4 and 5. Carrie Zaruba and Rachel Leslie. Let’s recap: Carrie and Rachel had to do their group audition with Elizabeth Pha, who wouldn?t be able to remember the words to ”Happy Birthday” if an Idol crown depended on it. So why was I rooting for the memory-impaired Pha over the Mean Girls she-beasts who couldn’t wait to get in front of the cameras and trash their poor teammate?
It’s a shame, really, that the show’s producers can’t go back and boot Zaruba or Leslie, then give the slot to Regina Brooks, the woman who pawned her wedding ring to make the auditions. Watching her sob while explaining the devastation she felt over her Idol rejection was almost as sad as watching Briana Davis, with her Goth makeup, wildly mismatched clothes, and operatic riffs, botch her rendition of ”The Letter.” Alas, the song’s lyrics proved all too prescient for Davis, as she did get a ticket for an airplane — headed back to her hometown.
Who’s your early pick to take home the Idol crown? Who will you root against with every last bone in your body? And should the Hollywood rejects get a free copy of Diana DeGarmo’s new CD as a parting gift?

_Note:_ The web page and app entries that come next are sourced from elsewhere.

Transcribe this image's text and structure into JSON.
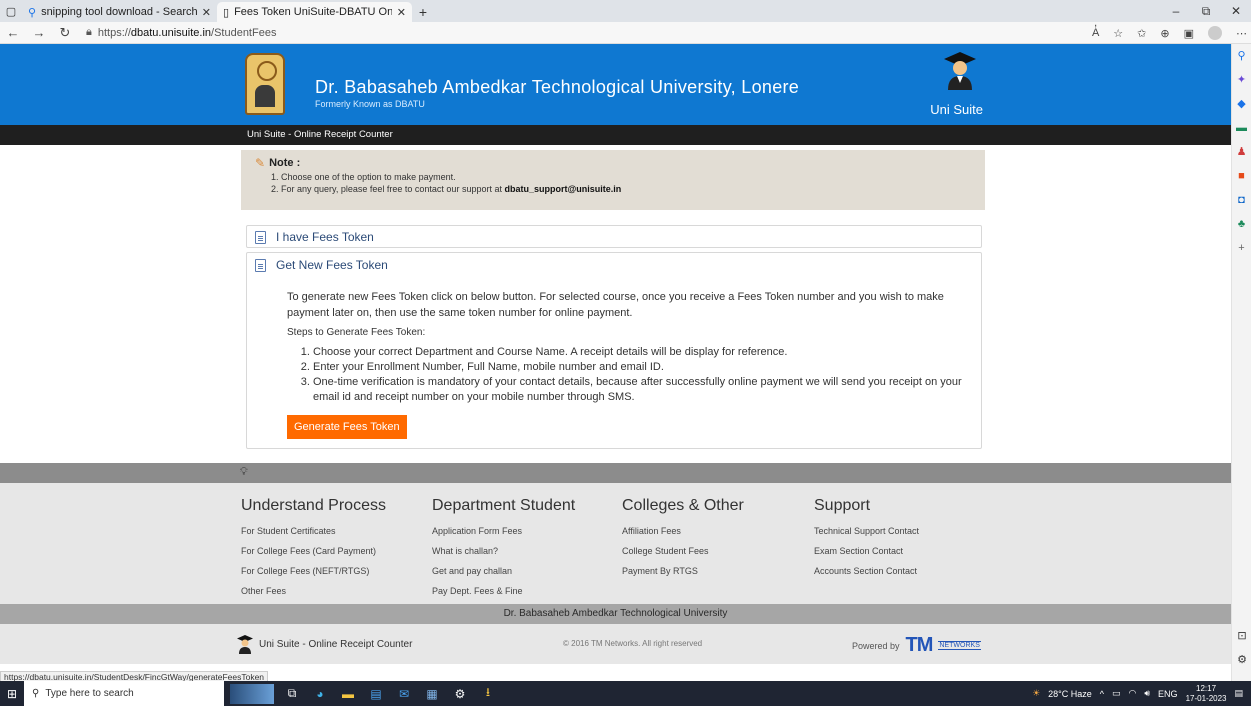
{
  "browser": {
    "tabs": [
      {
        "label": "snipping tool download - Search",
        "active": false
      },
      {
        "label": "Fees Token UniSuite-DBATU Onli",
        "active": true
      }
    ],
    "url_prefix": "https://",
    "url_domain": "dbatu.unisuite.in",
    "url_path": "/StudentFees",
    "status_url": "https://dbatu.unisuite.in/StudentDesk/FincGtWay/generateFeesToken"
  },
  "header": {
    "university": "Dr. Babasaheb Ambedkar Technological University, Lonere",
    "formerly": "Formerly Known as DBATU",
    "brand": "Uni Suite",
    "subbar": "Uni Suite - Online Receipt Counter"
  },
  "note": {
    "heading": "Note :",
    "line1": "1. Choose one of the option to make payment.",
    "line2_prefix": "2. For any query, please feel free to contact our support at ",
    "line2_email": "dbatu_support@unisuite.in"
  },
  "panels": {
    "have_token": "I have Fees Token",
    "new_token": "Get New Fees Token",
    "intro": "To generate new Fees Token click on below button. For selected course, once you receive a Fees Token number and you wish to make payment later on, then use the same token number for online payment.",
    "steps_heading": "Steps to Generate Fees Token:",
    "steps": [
      "Choose your correct Department and Course Name. A receipt details will be display for reference.",
      "Enter your Enrollment Number, Full Name, mobile number and email ID.",
      "One-time verification is mandatory of your contact details, because after successfully online payment we will send you receipt on your email id and receipt number on your mobile number through SMS."
    ],
    "button": "Generate Fees Token"
  },
  "footer": {
    "columns": [
      {
        "heading": "Understand Process",
        "items": [
          "For Student Certificates",
          "For College Fees (Card Payment)",
          "For College Fees (NEFT/RTGS)",
          "Other Fees"
        ]
      },
      {
        "heading": "Department Student",
        "items": [
          "Application Form Fees",
          "What is challan?",
          "Get and pay challan",
          "Pay Dept. Fees & Fine"
        ]
      },
      {
        "heading": "Colleges & Other",
        "items": [
          "Affiliation Fees",
          "College Student Fees",
          "Payment By RTGS"
        ]
      },
      {
        "heading": "Support",
        "items": [
          "Technical Support Contact",
          "Exam Section Contact",
          "Accounts Section Contact"
        ]
      }
    ],
    "bar_text": "Dr. Babasaheb Ambedkar Technological University",
    "bottom_left": "Uni Suite - Online Receipt Counter",
    "copyright": "© 2016 TM Networks. All right reserved",
    "powered_by": "Powered by",
    "tm_logo": "TM",
    "tm_networks": "NETWORKS"
  },
  "taskbar": {
    "search_placeholder": "Type here to search",
    "weather": "28°C  Haze",
    "lang": "ENG",
    "time": "12:17",
    "date": "17-01-2023"
  }
}
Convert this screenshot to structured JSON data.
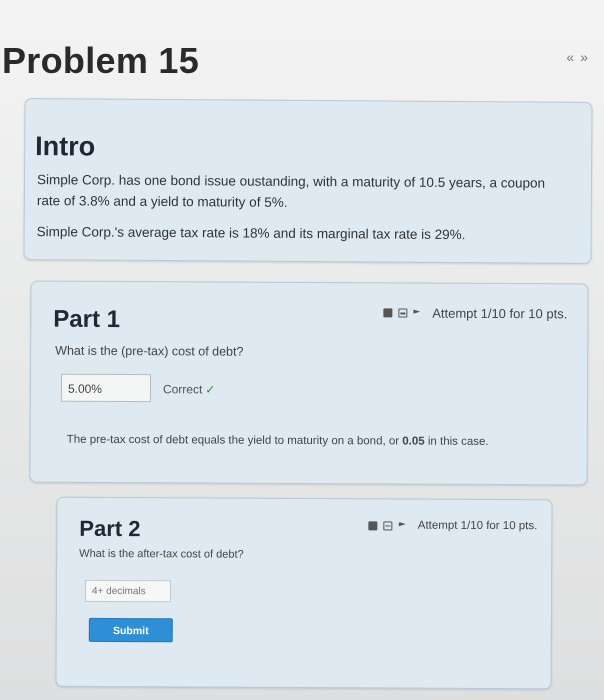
{
  "page": {
    "title": "Problem 15",
    "nav_prev": "«",
    "nav_next": "»"
  },
  "intro": {
    "title": "Intro",
    "paragraph1": "Simple Corp. has one bond issue oustanding, with a maturity of 10.5 years, a coupon rate of 3.8% and a yield to maturity of 5%.",
    "paragraph2": "Simple Corp.'s average tax rate is 18% and its marginal tax rate is 29%."
  },
  "part1": {
    "title": "Part 1",
    "attempt": "Attempt 1/10 for 10 pts.",
    "question": "What is the (pre-tax) cost of debt?",
    "answer_value": "5.00%",
    "status": "Correct",
    "status_mark": "✓",
    "explanation_prefix": "The pre-tax cost of debt equals the yield to maturity on a bond, or ",
    "explanation_value": "0.05",
    "explanation_suffix": " in this case."
  },
  "part2": {
    "title": "Part 2",
    "attempt": "Attempt 1/10 for 10 pts.",
    "question": "What is the after-tax cost of debt?",
    "input_placeholder": "4+ decimals",
    "submit_label": "Submit"
  }
}
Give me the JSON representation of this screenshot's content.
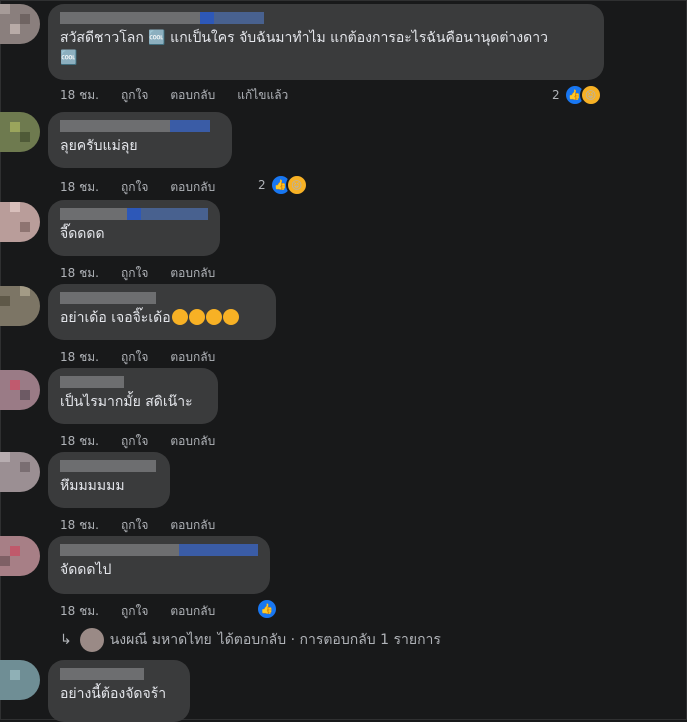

Ryan Seacrest hosts as Katy Perry, Lionel Richie, and Luke Bryan guide aspiring singers on their way to superstardom.